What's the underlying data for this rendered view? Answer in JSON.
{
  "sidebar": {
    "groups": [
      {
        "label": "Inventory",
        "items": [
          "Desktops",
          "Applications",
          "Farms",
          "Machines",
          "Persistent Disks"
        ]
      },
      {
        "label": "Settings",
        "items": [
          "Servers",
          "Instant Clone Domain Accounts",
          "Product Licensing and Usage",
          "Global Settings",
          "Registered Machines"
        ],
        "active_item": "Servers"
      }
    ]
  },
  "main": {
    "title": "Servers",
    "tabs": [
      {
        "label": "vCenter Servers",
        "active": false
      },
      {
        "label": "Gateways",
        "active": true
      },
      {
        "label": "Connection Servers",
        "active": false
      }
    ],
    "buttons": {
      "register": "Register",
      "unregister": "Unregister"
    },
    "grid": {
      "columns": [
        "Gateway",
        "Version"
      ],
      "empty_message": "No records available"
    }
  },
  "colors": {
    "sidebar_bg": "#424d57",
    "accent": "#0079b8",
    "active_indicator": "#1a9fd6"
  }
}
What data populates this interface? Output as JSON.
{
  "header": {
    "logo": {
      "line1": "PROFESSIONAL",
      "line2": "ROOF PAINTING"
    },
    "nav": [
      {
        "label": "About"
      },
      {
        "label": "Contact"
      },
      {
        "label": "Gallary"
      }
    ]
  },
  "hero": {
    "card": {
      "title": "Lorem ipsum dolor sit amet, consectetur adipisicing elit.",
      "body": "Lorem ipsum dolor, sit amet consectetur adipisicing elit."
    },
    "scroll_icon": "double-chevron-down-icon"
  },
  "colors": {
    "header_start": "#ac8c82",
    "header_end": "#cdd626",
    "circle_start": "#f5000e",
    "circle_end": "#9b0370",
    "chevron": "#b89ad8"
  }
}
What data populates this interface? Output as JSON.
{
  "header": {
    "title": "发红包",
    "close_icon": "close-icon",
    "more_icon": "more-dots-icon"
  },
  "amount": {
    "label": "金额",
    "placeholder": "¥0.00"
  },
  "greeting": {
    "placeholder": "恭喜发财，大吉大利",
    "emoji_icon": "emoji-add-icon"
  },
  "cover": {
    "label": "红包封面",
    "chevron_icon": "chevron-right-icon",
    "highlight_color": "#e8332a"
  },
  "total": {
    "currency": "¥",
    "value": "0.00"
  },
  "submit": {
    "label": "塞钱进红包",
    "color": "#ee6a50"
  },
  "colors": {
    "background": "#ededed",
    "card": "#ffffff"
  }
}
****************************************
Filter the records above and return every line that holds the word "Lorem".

      "title": "Lorem ipsum dolor sit amet, consectetur adipisicing elit.",
      "body": "Lorem ipsum dolor, sit amet consectetur adipisicing elit."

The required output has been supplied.